BEIJING -- China stocks gained Thursday, with the Hang Seng vaulting 2.3% to 16,473. The Shanghai Comp likewise was up, adding 0.6% to 1655.In New York on Wednesday, wireless names finally got a breather, boosted by a broader market rally on dovish comments from Federal Reserve Chairman Ben Bernanke. The sector has seen weeks of heavy selling following the introduction of strict new regulatory policies. Tom Online ( TOMO) gained 6.8% to $12.82, KongZhong ( KONG) added 1.8% to $6.22 and Hurray ( HRAY) was up 1.1% to $5.45. Online gaming outfit Netease ( NTES), however, dipped 2.4% to $19.72, possibly on pressure from a ratings downgrade. Susquehanna analyst C. Ming Zhao downgraded the stock from positive to neutral in a note Wednesday, saying its new game Da Tang has shown "lackluster" performance and that it's looking less likely to boost the company's growth. Meanwhile a report out from Fitch Ratings Beijing office flagged a strong outlook for China's telecom sector, particularly mobile operator China Mobile ( CHL). China's mobile subscription growth claims a five-year compound annual growth rate of 28%, though growth eased to just under 18% last year. Wireless subscriptions easily outpaced annual GDP growth of around 10% over the same period. Future growth is likely to be mainly in less developed provinces and rural areas, said analyst Eliza Liu. But there's lots of room to grow, with penetration rates last year at only 30% on the mobile side and 27% for traditional fixed-line phones. The biggest competitive questions are how 3G licensing could remap the carrier landscape. Among the possible outcomes, Fitch says:
China Mobile will likely see "solid but moderating" growth in the short term, Liu said, noting the carrier's positive free cash flow affords it flexibility to retire debt, increase shareholder returns or embark on more M&A. (An ambitious bid for Luxembourg-based cell phone service provider Millicom

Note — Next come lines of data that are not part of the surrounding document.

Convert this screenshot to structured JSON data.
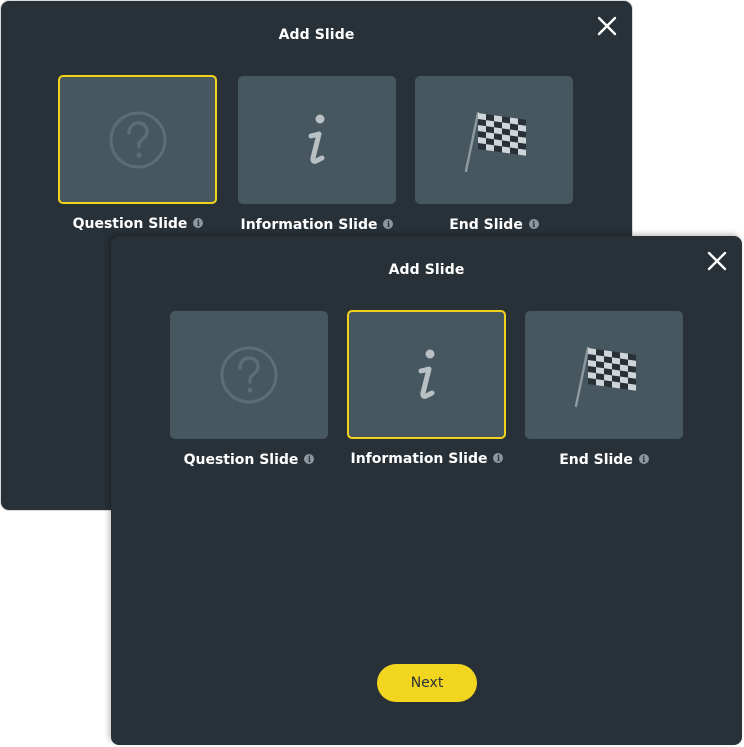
{
  "back_dialog": {
    "title": "Add Slide",
    "options": [
      {
        "label": "Question Slide",
        "icon": "question-circle-icon",
        "selected": true
      },
      {
        "label": "Information Slide",
        "icon": "information-icon",
        "selected": false
      },
      {
        "label": "End Slide",
        "icon": "checkered-flag-icon",
        "selected": false
      }
    ],
    "info_glyph": "i"
  },
  "front_dialog": {
    "title": "Add Slide",
    "options": [
      {
        "label": "Question Slide",
        "icon": "question-circle-icon",
        "selected": false
      },
      {
        "label": "Information Slide",
        "icon": "information-icon",
        "selected": true
      },
      {
        "label": "End Slide",
        "icon": "checkered-flag-icon",
        "selected": false
      }
    ],
    "info_glyph": "i",
    "next_label": "Next"
  },
  "colors": {
    "dialog_bg": "#283138",
    "tile_bg": "#465760",
    "accent": "#f2d31b",
    "icon": "#8e9aa0"
  }
}
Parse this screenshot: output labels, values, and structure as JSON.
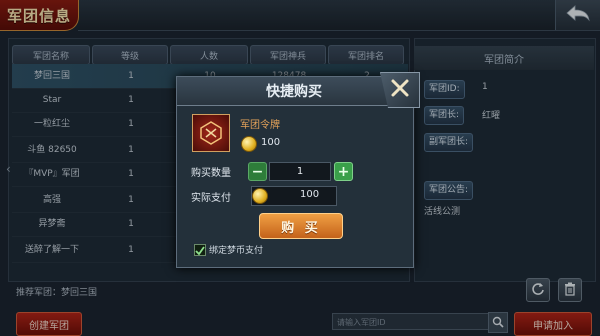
{
  "window": {
    "title": "军团信息"
  },
  "table": {
    "headers": [
      "军团名称",
      "等级",
      "人数",
      "军团神兵",
      "军团排名"
    ],
    "rows": [
      {
        "name": "梦回三国",
        "level": "1",
        "members": "10",
        "weapon": "128478",
        "rank": "2"
      },
      {
        "name": "Star",
        "level": "1",
        "members": "",
        "weapon": "",
        "rank": ""
      },
      {
        "name": "一粒红尘",
        "level": "1",
        "members": "",
        "weapon": "",
        "rank": ""
      },
      {
        "name": "斗鱼 82650",
        "level": "1",
        "members": "",
        "weapon": "",
        "rank": ""
      },
      {
        "name": "『MVP』军团",
        "level": "1",
        "members": "",
        "weapon": "",
        "rank": ""
      },
      {
        "name": "高强",
        "level": "1",
        "members": "",
        "weapon": "",
        "rank": ""
      },
      {
        "name": "异梦斋",
        "level": "1",
        "members": "",
        "weapon": "",
        "rank": ""
      },
      {
        "name": "送醉了解一下",
        "level": "1",
        "members": "",
        "weapon": "",
        "rank": ""
      }
    ]
  },
  "side": {
    "title": "军团简介",
    "id_label": "军团ID:",
    "id_value": "1",
    "leader_label": "军团长:",
    "leader_value": "红曜",
    "vice_label": "副军团长:",
    "notice_label": "军团公告:",
    "notice_value": "活线公测"
  },
  "footer": {
    "recommend": "推荐军团：梦回三国",
    "create_button": "创建军团",
    "search_placeholder": "请输入军团ID",
    "apply_button": "申请加入"
  },
  "dialog": {
    "title": "快捷购买",
    "item_name": "军团令牌",
    "unit_price": "100",
    "qty_label": "购买数量",
    "qty_value": "1",
    "pay_label": "实际支付",
    "pay_value": "100",
    "buy_button": "购 买",
    "checkbox_label": "绑定梦币支付",
    "checkbox_checked": true
  },
  "colors": {
    "accent_red": "#8a1c12",
    "buy_orange": "#e08a30",
    "minus_green": "#2e7d3a",
    "plus_green": "#3aa04a"
  }
}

collapsed earlier this month. Second-ranked China Unicom ( CHU), which operates both a GSM and a largely unsuccessful CDMA network, has suffered from the burdensome maintenance and operating expenses of the latter. Over the past four years, its compounded annual profit growth of 7% has failed to keep up with revenue gains of 25%. It ended 2005 with close to 128 million subscribers, but Liu says China Unicom's finances are "much weaker than its larger rival" and that it faces greater uncertainty over 3G licensing. The betting is that after licenses are handed out, in tandem with an expected government-mandated industry restructuring in late 2006/early 2007, China Unicom won't continue to run its GSM network. But even assuming competition intensifies after 3G licensing, China Mobile should hold up better given its higher-end customer base and brand name and healthier finances, Liu said. China Mobile is likely to roll out 3G service first in wealthier parts of the country while maintaining 2G service for less affluent areas, which should help keep capital expenditures manageable.